This workshop was made possible through the generous support of the Government of the Netherlands, and aimed to refine the proposed storyline of the heritage-based maritime route in Indonesia, and to explore the potential Outstanding Universal Values (OUV) that could support such a route’s inclusion on the UNESCO World Heritage List. The event included notable international resource persons who have previously been involved in developing cultural route concepts for World Heritage nominations, namely Mr. Tim Williams, heritage expert and author of the concept note for the Silk Road nomination; Dr. Shikha Jain, advisor to the Government of India for the Project Mausam route; Dr. Carol Westrik, an expert on World Heritage from the Government of the Netherlands; and Dr. Richard Engelhardt, former Regional Culture Advisor for Asia-Pacific at UNESCO Bangkok. The experts presented valuable knowledge on the process of developing the early concept, as well as challenges, lessons learned, and suggestions for what Indonesia should consider when developing their own unique narrative.
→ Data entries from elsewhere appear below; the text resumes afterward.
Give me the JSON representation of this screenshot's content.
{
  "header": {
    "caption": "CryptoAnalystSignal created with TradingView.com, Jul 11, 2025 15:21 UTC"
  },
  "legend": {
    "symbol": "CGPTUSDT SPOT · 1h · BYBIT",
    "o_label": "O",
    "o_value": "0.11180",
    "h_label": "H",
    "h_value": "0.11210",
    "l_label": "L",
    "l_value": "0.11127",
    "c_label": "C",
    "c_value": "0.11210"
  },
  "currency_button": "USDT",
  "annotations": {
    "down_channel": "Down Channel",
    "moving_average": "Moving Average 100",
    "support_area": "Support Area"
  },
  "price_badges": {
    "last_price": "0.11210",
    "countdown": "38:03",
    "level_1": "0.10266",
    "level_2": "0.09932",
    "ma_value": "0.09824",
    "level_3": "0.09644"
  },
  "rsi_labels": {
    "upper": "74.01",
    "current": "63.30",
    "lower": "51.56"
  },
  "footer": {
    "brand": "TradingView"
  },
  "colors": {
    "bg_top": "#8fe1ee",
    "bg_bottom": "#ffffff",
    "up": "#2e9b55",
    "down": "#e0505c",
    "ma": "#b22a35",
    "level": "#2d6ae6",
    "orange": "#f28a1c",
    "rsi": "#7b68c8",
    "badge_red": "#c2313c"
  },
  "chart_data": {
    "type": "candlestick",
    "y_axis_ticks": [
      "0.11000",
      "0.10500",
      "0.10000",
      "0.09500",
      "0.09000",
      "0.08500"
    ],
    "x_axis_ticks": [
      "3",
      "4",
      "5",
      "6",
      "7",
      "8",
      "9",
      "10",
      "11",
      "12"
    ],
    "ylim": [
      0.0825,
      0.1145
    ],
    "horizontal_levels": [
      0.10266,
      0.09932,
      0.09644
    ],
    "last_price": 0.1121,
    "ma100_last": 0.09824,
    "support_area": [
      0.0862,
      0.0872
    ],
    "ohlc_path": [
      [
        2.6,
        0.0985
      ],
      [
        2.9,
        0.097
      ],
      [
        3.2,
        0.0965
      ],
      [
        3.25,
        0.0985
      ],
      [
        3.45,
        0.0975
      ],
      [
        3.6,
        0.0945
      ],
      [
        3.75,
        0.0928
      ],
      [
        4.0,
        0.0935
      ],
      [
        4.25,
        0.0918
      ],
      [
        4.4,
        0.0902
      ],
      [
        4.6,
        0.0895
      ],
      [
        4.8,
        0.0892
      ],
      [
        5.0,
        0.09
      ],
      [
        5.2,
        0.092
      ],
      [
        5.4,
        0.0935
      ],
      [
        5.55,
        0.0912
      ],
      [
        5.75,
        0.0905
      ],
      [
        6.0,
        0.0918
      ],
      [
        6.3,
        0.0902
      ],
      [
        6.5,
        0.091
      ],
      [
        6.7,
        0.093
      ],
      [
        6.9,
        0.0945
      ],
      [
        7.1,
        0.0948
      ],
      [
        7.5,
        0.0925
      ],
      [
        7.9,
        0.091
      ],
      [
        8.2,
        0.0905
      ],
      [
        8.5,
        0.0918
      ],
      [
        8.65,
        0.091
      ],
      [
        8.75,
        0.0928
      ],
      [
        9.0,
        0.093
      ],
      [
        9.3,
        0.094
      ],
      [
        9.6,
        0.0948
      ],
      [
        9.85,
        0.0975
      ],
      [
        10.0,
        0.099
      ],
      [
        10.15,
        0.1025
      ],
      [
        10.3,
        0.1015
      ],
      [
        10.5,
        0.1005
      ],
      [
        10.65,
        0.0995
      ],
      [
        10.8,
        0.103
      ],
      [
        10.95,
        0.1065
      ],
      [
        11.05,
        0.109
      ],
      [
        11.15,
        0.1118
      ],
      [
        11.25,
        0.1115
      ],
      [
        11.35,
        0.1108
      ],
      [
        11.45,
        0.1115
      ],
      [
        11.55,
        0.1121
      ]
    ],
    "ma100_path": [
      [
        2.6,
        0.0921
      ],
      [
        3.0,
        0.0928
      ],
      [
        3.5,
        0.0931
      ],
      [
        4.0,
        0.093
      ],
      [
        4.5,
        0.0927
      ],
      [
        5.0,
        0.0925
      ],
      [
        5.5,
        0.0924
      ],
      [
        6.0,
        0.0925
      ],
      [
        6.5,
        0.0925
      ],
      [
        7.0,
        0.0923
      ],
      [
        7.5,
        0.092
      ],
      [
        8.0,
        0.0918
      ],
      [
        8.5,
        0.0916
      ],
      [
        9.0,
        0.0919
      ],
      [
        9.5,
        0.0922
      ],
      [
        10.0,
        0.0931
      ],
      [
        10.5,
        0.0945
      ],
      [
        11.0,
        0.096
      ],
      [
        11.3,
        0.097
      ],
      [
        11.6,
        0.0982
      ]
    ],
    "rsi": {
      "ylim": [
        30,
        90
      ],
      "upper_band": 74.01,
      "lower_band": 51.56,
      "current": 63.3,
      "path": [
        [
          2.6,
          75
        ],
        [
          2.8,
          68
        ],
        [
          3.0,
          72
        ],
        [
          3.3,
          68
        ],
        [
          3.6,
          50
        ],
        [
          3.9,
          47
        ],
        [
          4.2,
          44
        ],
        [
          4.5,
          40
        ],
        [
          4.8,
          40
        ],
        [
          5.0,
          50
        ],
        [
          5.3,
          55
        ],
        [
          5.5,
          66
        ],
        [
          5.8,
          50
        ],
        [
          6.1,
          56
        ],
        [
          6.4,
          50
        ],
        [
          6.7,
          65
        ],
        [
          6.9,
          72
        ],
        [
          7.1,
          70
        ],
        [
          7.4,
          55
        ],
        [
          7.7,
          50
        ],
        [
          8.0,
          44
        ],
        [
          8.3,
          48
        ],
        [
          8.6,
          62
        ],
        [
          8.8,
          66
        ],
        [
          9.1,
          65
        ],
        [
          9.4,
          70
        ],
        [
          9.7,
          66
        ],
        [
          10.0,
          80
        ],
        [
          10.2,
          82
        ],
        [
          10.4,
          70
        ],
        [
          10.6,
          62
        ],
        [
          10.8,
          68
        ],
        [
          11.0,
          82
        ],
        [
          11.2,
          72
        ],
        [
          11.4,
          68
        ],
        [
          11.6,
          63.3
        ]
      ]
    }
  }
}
Other participants included a number of senior-level experts representing the Directorate of Cultural Heritage and Diplomacy of the Ministry of Education and Culture; the Cultural Heritage Agency of the Government of the Netherlands; the Cultural Heritage Expert Team of the Government of Indonesia, academics, a non-profit organization; and the Ministry of Public Works and Housing. The meeting concluded with several points of reflection and action for defining the Indonesian maritime cultural route’s unique heritage, and to rally the support of regional partners for collaborating on a transnational nomination.